Employers have tracked information about their workers since the time clock punch was invented. But these days, a lot more can be monitored than time on the job. Are biometric sensors a smart way to boost productivity?
Maybe it’s just a file with your name on it, or perhaps it’s just your internet search history. But when does it become too much? Would you be OK being fingerprinted by your employer? What about being watched by sensors that detect whether you’re at your desk?
Labor costs are the most significant expense most companies face, and surely employers should be allowed to measure their return on investment. But at what point do biometrics start to undercut the productivity and trust of the team?
The Beauty of Biometrics
We use biometrics in many aspects of daily life that we don’t find to be directly invasive or “creepy.” If you have a smartphone with face identification capabilities, you might use your Face ID to open your phone, access your banking app, or transfer money via your Venmo account.
In the future, expect biometric technologies like banking with Amazon’s Alexa to spread. The app customizes shopping experiences based on shopping cart touch sensors, voice identification tools, and more.
In the same way that we see increasing uses of biometrics in our daily lives, it’s no surprise that we see more applications in the workplace too. Biometrics can help employers track and organize information about their employees. Some ways employers are using biometrics to their benefit are:
In 2018, Spiceworks, a professional IT network, predicted that 90% of businesses would use biometric authentication in 2020. A powerful computer can easily guess passwords. Even when a company uses opt for something a bit more complicated than “Password1234,” intelligent password cracking tools put their data at risk.
Aside from replacing passwords, biometrics can add more security through programs like BioCatch. BioCatch software uses AI to analyze over 2,000 behavioral parameters of user interactions to generate risks and threats. The program continuously tracks a user’s patterns and compares it to their behavioral profile; if it doesn’t match, it will announce a security breach.
These days, any work-issued computer or smartphone can track data like internet use, calendar appointments, emails, and location. And wasted time costs companies money.
A TechWorm article suggests that a company with 500 employees casually surfing the internet for just half an hour a day could cost the company $1 million annually. Tracking employee habits is a way to keep team members on track.

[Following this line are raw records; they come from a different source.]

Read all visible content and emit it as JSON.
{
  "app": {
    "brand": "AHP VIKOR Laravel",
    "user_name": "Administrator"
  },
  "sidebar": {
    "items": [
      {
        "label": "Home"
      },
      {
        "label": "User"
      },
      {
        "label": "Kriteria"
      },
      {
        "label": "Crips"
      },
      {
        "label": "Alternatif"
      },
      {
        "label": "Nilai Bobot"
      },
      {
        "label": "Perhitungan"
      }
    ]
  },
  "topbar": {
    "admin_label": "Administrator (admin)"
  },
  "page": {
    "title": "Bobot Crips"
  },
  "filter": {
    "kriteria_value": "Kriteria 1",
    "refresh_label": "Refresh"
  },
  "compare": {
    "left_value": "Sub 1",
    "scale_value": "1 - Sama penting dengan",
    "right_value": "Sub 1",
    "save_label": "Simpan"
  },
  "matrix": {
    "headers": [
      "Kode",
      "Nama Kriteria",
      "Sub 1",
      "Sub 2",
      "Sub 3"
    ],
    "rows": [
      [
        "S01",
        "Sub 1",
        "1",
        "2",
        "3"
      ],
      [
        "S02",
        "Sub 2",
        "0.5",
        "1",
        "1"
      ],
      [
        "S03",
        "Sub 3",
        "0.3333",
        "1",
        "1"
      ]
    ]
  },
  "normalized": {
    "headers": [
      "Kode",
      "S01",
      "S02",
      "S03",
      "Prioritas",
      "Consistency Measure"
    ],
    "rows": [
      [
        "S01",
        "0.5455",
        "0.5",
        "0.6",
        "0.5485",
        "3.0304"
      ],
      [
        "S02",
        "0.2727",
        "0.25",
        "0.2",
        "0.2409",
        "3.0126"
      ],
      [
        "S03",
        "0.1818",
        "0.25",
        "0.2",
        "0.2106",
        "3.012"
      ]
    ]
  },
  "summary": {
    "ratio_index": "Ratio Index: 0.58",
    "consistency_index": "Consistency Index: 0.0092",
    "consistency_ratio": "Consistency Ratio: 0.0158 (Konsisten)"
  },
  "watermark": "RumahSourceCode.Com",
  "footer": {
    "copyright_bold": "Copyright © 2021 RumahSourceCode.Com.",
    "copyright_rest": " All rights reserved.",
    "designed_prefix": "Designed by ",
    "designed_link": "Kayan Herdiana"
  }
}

Taking smart sensors a step further is Humanyze, a company birthed from the MIT Media Lab. Humanyze gives the traditional employee name badge a complete makeover. The badges look and feel like a standard badge, but they can do more than just swipe an employee into the parking garage. These badges include RFID and near-field communication sensors, an accelerometer, a microphone, and an infrared detector capable of tracing face-to-face interactions.
Technologies like Humanyze can measure employee location, tone, volume, and speed. The data collected can be processed and delivered directly to managers in an anonymous view of their team members. But is it too much?
The Bone of Contention
Tools like Humanyze might make employers feel that they are helping their employees by tracking stress levels and movements. Tracking internet usage may make them feel like they’re protecting their bottom line. But is all that data worth its costs?
Loss of trust
According to an Accenture study, 62% of executives said that their companies were using technologies to collect data on workers, whether about quality of work, safety, or well-being. Fewer than a third, however, said that they felt confident they were using the data responsibly.
Tracking your employees’ every move is a sure way to hurt trust. The sense of confidence between an employer and an employee is what makes a career different than primary school. As an adult, it feels insulting that your boss might be tracking your every move throughout the day, down to your bathroom habits. If an employee struggles with poor time management skills, they shouldn’t be monitored and tracked; they should be taught how to improve those skills by the team leaders.
Poor company culture
Tracking employee time tends to cut down on those fun moments at work that make our teams grow closer together — and work better together in collaboration. Building culture requires you to encourage communication — not just on work topics, but about their personal lives.
When employees feel monitored, they won’t make time to talk about their beliefs, identity, and belonging. Attracting top talent will become more complicated, and your company might lose employees to one that gives their workers more freedom to be themselves.
Increased employee anxiety
Using biometric sensors like Humanyze to decrease employee stress may have the opposite effect. Employees might feel that if they have a slow day or take too long on a task, they will be punished. They might be so anxious about appearing busy that they create work for themselves rather than sitting down to find real solutions.
A monitored workspace may lead to increased productivity in the short term, but the costs of employee unhappiness easily outweigh that. What makes work fun are those small interactions with co-workers — and, yes, the occasional 10-minute YouTube break.
The bottom line is this: You have to trust the team members you hired. Using biometrics for authentication is one thing, but using them to track workers’ every move is entirely another.